■ **Task item**
The result should be every line in the data below that carries the string "content".

■ **Given data**
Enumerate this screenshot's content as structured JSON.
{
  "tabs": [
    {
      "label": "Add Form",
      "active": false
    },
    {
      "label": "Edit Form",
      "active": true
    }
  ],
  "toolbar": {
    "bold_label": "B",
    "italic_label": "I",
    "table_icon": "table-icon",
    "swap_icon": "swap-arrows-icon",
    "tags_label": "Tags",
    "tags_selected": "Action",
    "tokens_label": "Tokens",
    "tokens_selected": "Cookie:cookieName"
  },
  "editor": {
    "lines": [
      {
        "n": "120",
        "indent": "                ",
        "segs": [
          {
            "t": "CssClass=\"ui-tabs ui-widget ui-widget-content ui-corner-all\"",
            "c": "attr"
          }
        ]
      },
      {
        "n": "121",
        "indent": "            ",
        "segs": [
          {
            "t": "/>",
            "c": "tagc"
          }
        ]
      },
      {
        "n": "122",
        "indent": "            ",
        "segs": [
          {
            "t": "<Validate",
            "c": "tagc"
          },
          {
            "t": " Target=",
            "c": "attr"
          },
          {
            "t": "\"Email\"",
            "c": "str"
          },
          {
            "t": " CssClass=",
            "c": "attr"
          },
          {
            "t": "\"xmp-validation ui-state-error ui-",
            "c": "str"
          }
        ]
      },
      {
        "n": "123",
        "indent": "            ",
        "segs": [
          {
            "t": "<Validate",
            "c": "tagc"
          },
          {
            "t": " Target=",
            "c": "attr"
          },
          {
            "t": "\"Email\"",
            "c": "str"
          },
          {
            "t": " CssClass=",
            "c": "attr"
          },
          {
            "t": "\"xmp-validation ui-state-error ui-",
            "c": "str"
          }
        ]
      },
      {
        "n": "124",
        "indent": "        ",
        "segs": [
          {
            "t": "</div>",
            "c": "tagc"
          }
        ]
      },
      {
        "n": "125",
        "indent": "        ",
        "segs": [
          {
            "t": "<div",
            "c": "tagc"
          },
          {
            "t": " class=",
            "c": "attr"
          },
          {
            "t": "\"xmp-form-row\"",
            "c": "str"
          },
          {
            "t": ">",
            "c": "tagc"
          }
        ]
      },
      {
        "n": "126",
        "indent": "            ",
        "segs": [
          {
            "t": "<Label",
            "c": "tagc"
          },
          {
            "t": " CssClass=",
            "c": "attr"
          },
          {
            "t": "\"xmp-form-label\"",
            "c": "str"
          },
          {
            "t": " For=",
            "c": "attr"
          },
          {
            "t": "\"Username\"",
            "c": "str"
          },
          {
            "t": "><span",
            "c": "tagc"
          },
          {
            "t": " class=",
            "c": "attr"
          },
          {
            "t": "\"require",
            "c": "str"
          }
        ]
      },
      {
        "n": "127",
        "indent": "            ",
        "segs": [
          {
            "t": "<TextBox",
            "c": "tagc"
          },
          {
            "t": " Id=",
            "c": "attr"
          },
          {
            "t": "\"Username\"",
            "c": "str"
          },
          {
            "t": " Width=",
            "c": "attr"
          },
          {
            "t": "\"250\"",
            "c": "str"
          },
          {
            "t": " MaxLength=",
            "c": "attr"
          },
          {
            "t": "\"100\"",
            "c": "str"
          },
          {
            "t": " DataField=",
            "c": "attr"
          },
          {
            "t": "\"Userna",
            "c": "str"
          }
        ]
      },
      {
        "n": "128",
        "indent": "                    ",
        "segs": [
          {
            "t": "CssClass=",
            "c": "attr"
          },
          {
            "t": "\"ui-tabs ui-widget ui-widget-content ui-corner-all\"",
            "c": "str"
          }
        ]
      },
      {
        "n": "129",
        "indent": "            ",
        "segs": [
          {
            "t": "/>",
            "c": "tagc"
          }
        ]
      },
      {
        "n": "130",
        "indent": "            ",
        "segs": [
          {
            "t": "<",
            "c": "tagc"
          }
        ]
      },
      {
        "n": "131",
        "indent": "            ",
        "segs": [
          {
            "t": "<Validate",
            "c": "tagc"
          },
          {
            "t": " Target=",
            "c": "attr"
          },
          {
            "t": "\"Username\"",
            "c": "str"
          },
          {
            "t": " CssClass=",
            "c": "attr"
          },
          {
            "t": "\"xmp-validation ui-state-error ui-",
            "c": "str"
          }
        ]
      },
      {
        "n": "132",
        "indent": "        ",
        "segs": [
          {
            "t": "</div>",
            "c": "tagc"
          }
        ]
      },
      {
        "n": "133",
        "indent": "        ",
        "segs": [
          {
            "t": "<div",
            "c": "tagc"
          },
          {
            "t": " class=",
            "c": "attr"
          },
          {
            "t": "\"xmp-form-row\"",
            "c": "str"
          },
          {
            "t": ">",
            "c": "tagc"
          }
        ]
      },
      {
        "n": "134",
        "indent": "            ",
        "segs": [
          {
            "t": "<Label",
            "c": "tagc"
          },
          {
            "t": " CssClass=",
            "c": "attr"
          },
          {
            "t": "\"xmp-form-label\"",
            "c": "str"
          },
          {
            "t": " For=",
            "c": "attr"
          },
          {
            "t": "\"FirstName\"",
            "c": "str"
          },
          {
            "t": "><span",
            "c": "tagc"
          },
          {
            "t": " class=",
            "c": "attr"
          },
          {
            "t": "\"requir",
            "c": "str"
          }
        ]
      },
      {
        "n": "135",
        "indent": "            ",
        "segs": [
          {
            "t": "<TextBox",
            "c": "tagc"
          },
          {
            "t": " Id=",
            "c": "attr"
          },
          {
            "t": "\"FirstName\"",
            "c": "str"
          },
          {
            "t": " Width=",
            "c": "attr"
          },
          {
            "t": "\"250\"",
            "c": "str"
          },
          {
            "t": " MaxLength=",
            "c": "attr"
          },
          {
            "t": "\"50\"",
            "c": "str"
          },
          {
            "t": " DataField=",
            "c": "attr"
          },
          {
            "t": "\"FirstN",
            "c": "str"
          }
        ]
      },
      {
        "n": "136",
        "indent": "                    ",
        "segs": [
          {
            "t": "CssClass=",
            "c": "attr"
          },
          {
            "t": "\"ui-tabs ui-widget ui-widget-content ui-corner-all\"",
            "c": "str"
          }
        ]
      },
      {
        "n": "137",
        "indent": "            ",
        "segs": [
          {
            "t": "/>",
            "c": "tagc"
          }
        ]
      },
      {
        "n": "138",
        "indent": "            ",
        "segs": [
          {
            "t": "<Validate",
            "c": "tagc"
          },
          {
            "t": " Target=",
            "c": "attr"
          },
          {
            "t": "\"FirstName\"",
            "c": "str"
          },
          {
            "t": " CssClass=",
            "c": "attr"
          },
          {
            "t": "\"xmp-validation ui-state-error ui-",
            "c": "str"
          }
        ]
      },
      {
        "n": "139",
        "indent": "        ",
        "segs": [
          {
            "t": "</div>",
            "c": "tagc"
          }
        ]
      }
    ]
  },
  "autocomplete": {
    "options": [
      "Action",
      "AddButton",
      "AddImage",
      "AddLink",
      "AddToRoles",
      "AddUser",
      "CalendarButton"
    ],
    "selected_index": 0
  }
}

■ **Expected answer**
Enumerate this screenshot's content as structured JSON.
            "t": "CssClass=\"ui-tabs ui-widget ui-widget-content ui-corner-all\"",
            "t": "\"ui-tabs ui-widget ui-widget-content ui-corner-all\"",
            "t": "\"ui-tabs ui-widget ui-widget-content ui-corner-all\"",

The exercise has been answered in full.